[[ Dataset records open ]]
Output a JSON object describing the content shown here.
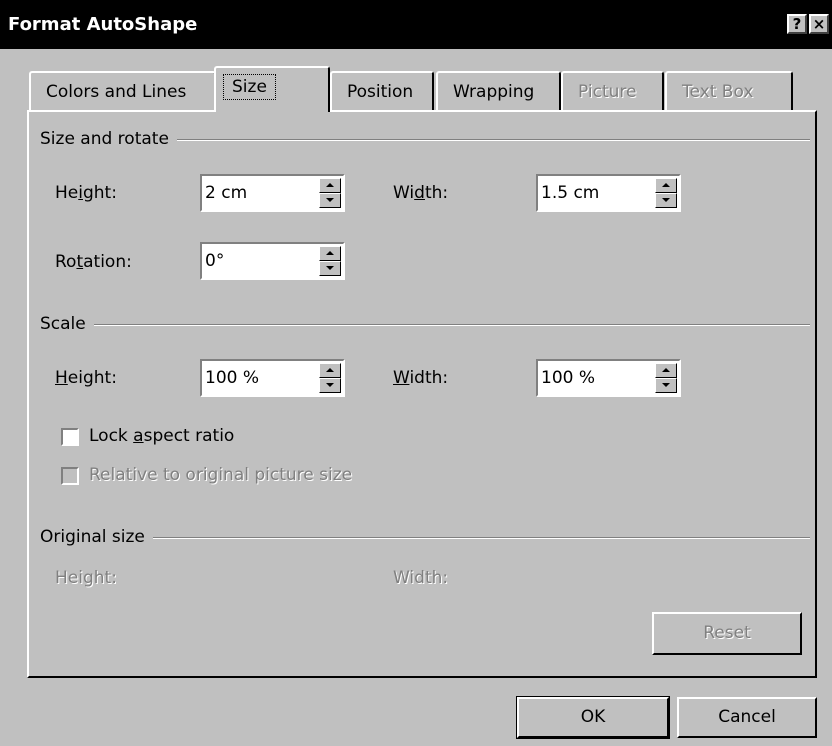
{
  "window": {
    "title": "Format AutoShape",
    "help_button": "?",
    "close_button": "×"
  },
  "tabs": [
    {
      "label": "Colors and Lines",
      "state": "normal"
    },
    {
      "label": "Size",
      "state": "active"
    },
    {
      "label": "Position",
      "state": "normal"
    },
    {
      "label": "Wrapping",
      "state": "normal"
    },
    {
      "label": "Picture",
      "state": "disabled"
    },
    {
      "label": "Text Box",
      "state": "disabled"
    }
  ],
  "size_rotate": {
    "title": "Size and rotate",
    "height_label_pre": "He",
    "height_label_u": "i",
    "height_label_post": "ght:",
    "height_value": "2 cm",
    "width_label_pre": "Wi",
    "width_label_u": "d",
    "width_label_post": "th:",
    "width_value": "1.5 cm",
    "rotation_label_pre": "Ro",
    "rotation_label_u": "t",
    "rotation_label_post": "ation:",
    "rotation_value": "0°"
  },
  "scale": {
    "title": "Scale",
    "height_label_u": "H",
    "height_label_post": "eight:",
    "height_value": "100 %",
    "width_label_u": "W",
    "width_label_post": "idth:",
    "width_value": "100 %",
    "lock_pre": "Lock ",
    "lock_u": "a",
    "lock_post": "spect ratio",
    "lock_checked": false,
    "relative_label": "Relative to original picture size",
    "relative_checked": false
  },
  "original_size": {
    "title": "Original size",
    "height_label": "Height:",
    "width_label": "Width:",
    "reset_label": "Reset"
  },
  "footer": {
    "ok_label": "OK",
    "cancel_label": "Cancel"
  }
}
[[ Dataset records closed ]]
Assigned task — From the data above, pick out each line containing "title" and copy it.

Solution for this task —
    "title": "Format AutoShape",
    "title": "Size and rotate",
    "title": "Scale",
    "title": "Original size",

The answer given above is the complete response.